AIM OF THE EXERCISE:
Write out every entry exactly; the pictures do not belong in the copy.

***** DATA FOR THIS EXERCISE *****

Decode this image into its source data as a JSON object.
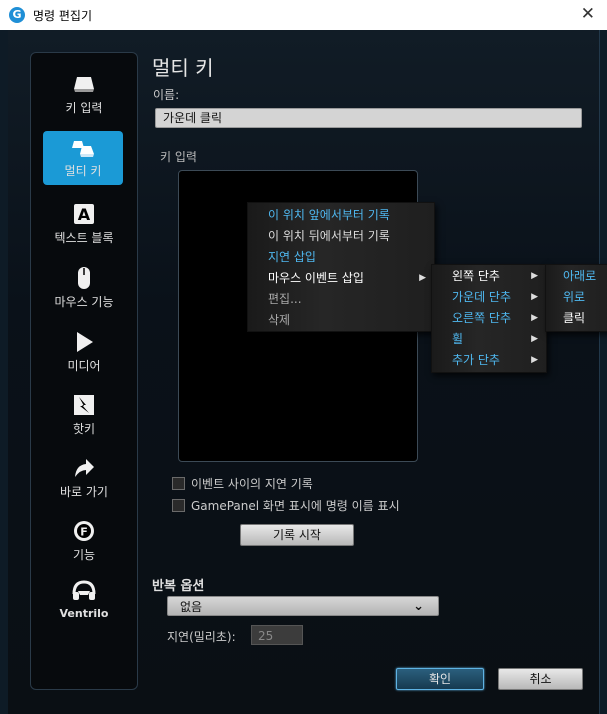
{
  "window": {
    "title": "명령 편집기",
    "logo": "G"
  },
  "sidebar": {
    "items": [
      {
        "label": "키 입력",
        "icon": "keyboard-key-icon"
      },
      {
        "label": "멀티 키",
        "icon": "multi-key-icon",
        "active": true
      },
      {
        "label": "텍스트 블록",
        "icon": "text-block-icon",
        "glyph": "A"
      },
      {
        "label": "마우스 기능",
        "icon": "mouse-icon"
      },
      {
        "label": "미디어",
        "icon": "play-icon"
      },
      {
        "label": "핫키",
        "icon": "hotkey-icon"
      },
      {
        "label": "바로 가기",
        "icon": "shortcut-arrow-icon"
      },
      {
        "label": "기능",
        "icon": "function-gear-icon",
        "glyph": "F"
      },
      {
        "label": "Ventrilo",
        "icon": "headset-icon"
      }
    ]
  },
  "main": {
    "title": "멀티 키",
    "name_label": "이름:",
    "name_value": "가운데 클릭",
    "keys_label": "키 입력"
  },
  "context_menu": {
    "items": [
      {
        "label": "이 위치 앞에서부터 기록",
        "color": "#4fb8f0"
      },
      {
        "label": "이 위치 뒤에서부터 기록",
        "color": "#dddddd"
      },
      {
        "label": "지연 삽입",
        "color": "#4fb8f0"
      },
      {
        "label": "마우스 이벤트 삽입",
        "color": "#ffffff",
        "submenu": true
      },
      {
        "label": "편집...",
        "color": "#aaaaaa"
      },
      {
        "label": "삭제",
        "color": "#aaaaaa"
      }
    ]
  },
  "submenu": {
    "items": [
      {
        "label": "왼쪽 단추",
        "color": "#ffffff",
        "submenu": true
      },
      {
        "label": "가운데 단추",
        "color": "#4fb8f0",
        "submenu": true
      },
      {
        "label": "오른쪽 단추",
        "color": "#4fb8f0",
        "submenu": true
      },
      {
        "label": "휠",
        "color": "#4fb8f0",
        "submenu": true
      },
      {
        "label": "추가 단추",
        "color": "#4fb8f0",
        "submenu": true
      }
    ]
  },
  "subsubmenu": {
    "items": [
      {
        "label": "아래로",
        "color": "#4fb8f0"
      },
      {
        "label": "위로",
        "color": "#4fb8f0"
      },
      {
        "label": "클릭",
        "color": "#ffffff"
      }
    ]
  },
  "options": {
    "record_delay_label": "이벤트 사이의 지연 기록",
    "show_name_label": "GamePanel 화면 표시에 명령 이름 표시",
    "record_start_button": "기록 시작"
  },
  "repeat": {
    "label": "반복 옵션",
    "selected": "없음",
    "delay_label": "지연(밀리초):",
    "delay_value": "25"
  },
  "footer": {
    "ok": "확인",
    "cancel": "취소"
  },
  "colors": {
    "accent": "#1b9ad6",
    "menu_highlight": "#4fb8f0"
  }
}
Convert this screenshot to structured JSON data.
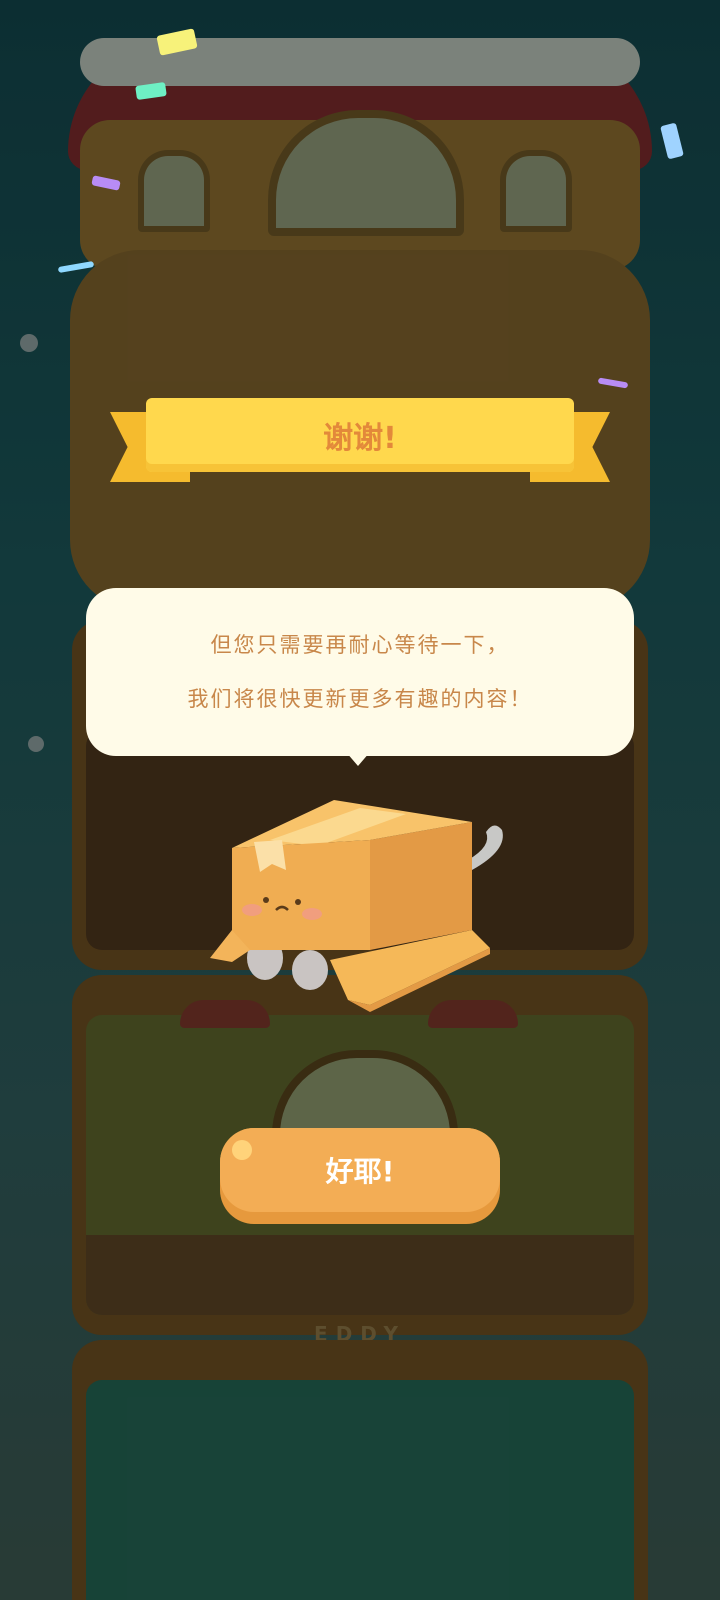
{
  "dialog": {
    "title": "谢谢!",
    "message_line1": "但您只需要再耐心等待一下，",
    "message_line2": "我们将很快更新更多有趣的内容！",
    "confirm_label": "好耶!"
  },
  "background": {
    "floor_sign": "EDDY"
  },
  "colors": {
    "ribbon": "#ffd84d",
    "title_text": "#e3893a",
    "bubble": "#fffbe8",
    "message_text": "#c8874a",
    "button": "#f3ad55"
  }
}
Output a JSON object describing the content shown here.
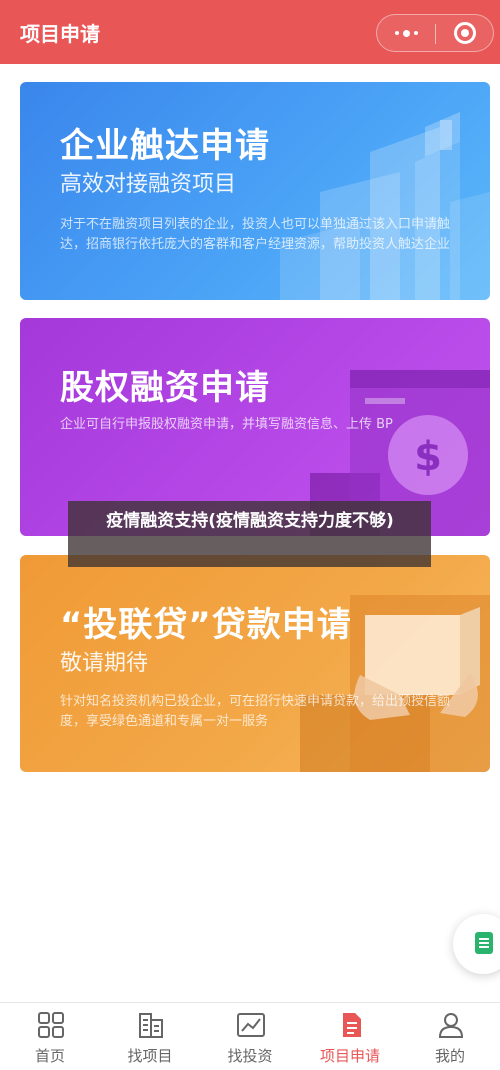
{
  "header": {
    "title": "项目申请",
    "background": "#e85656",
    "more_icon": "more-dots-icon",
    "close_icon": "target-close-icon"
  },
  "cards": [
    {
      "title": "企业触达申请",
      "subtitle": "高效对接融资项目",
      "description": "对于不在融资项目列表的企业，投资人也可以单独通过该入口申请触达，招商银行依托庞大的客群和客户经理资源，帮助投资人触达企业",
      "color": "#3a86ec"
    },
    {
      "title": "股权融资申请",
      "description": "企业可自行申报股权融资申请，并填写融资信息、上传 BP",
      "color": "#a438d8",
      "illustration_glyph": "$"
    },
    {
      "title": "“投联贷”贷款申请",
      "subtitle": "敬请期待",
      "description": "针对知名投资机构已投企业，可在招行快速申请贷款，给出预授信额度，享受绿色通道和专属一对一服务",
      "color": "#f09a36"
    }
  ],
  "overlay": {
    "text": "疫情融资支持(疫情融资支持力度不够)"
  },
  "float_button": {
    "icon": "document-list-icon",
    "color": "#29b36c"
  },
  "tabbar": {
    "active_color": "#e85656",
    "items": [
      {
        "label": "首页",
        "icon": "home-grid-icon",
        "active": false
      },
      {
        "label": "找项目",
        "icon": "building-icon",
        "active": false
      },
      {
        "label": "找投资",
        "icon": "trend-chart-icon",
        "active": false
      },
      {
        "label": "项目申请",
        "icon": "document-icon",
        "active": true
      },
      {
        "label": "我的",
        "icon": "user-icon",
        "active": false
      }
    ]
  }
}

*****

ANSWER SECTION:
Decode this image into its source data as a JSON object.
{
  "window": {
    "title": "명령 편집기",
    "logo": "G"
  },
  "sidebar": {
    "items": [
      {
        "label": "키 입력",
        "icon": "keyboard-key-icon"
      },
      {
        "label": "멀티 키",
        "icon": "multi-key-icon",
        "active": true
      },
      {
        "label": "텍스트 블록",
        "icon": "text-block-icon",
        "glyph": "A"
      },
      {
        "label": "마우스 기능",
        "icon": "mouse-icon"
      },
      {
        "label": "미디어",
        "icon": "play-icon"
      },
      {
        "label": "핫키",
        "icon": "hotkey-icon"
      },
      {
        "label": "바로 가기",
        "icon": "shortcut-arrow-icon"
      },
      {
        "label": "기능",
        "icon": "function-gear-icon",
        "glyph": "F"
      },
      {
        "label": "Ventrilo",
        "icon": "headset-icon"
      }
    ]
  },
  "main": {
    "title": "멀티 키",
    "name_label": "이름:",
    "name_value": "가운데 클릭",
    "keys_label": "키 입력"
  },
  "context_menu": {
    "items": [
      {
        "label": "이 위치 앞에서부터 기록",
        "color": "#4fb8f0"
      },
      {
        "label": "이 위치 뒤에서부터 기록",
        "color": "#dddddd"
      },
      {
        "label": "지연 삽입",
        "color": "#4fb8f0"
      },
      {
        "label": "마우스 이벤트 삽입",
        "color": "#ffffff",
        "submenu": true
      },
      {
        "label": "편집...",
        "color": "#aaaaaa"
      },
      {
        "label": "삭제",
        "color": "#aaaaaa"
      }
    ]
  },
  "submenu": {
    "items": [
      {
        "label": "왼쪽 단추",
        "color": "#ffffff",
        "submenu": true
      },
      {
        "label": "가운데 단추",
        "color": "#4fb8f0",
        "submenu": true
      },
      {
        "label": "오른쪽 단추",
        "color": "#4fb8f0",
        "submenu": true
      },
      {
        "label": "휠",
        "color": "#4fb8f0",
        "submenu": true
      },
      {
        "label": "추가 단추",
        "color": "#4fb8f0",
        "submenu": true
      }
    ]
  },
  "subsubmenu": {
    "items": [
      {
        "label": "아래로",
        "color": "#4fb8f0"
      },
      {
        "label": "위로",
        "color": "#4fb8f0"
      },
      {
        "label": "클릭",
        "color": "#ffffff"
      }
    ]
  },
  "options": {
    "record_delay_label": "이벤트 사이의 지연 기록",
    "show_name_label": "GamePanel 화면 표시에 명령 이름 표시",
    "record_start_button": "기록 시작"
  },
  "repeat": {
    "label": "반복 옵션",
    "selected": "없음",
    "delay_label": "지연(밀리초):",
    "delay_value": "25"
  },
  "footer": {
    "ok": "확인",
    "cancel": "취소"
  },
  "colors": {
    "accent": "#1b9ad6",
    "menu_highlight": "#4fb8f0"
  }
}
Convert this screenshot to structured JSON data.
{
  "dialog": {
    "title": "谢谢!",
    "message_line1": "但您只需要再耐心等待一下，",
    "message_line2": "我们将很快更新更多有趣的内容！",
    "confirm_label": "好耶!"
  },
  "background": {
    "floor_sign": "EDDY"
  },
  "colors": {
    "ribbon": "#ffd84d",
    "title_text": "#e3893a",
    "bubble": "#fffbe8",
    "message_text": "#c8874a",
    "button": "#f3ad55"
  }
}
Output a JSON object describing the content shown here.
{
  "header": {
    "title": "项目申请",
    "background": "#e85656",
    "more_icon": "more-dots-icon",
    "close_icon": "target-close-icon"
  },
  "cards": [
    {
      "title": "企业触达申请",
      "subtitle": "高效对接融资项目",
      "description": "对于不在融资项目列表的企业，投资人也可以单独通过该入口申请触达，招商银行依托庞大的客群和客户经理资源，帮助投资人触达企业",
      "color": "#3a86ec"
    },
    {
      "title": "股权融资申请",
      "description": "企业可自行申报股权融资申请，并填写融资信息、上传 BP",
      "color": "#a438d8",
      "illustration_glyph": "$"
    },
    {
      "title": "“投联贷”贷款申请",
      "subtitle": "敬请期待",
      "description": "针对知名投资机构已投企业，可在招行快速申请贷款，给出预授信额度，享受绿色通道和专属一对一服务",
      "color": "#f09a36"
    }
  ],
  "overlay": {
    "text": "疫情融资支持(疫情融资支持力度不够)"
  },
  "float_button": {
    "icon": "document-list-icon",
    "color": "#29b36c"
  },
  "tabbar": {
    "active_color": "#e85656",
    "items": [
      {
        "label": "首页",
        "icon": "home-grid-icon",
        "active": false
      },
      {
        "label": "找项目",
        "icon": "building-icon",
        "active": false
      },
      {
        "label": "找投资",
        "icon": "trend-chart-icon",
        "active": false
      },
      {
        "label": "项目申请",
        "icon": "document-icon",
        "active": true
      },
      {
        "label": "我的",
        "icon": "user-icon",
        "active": false
      }
    ]
  }
}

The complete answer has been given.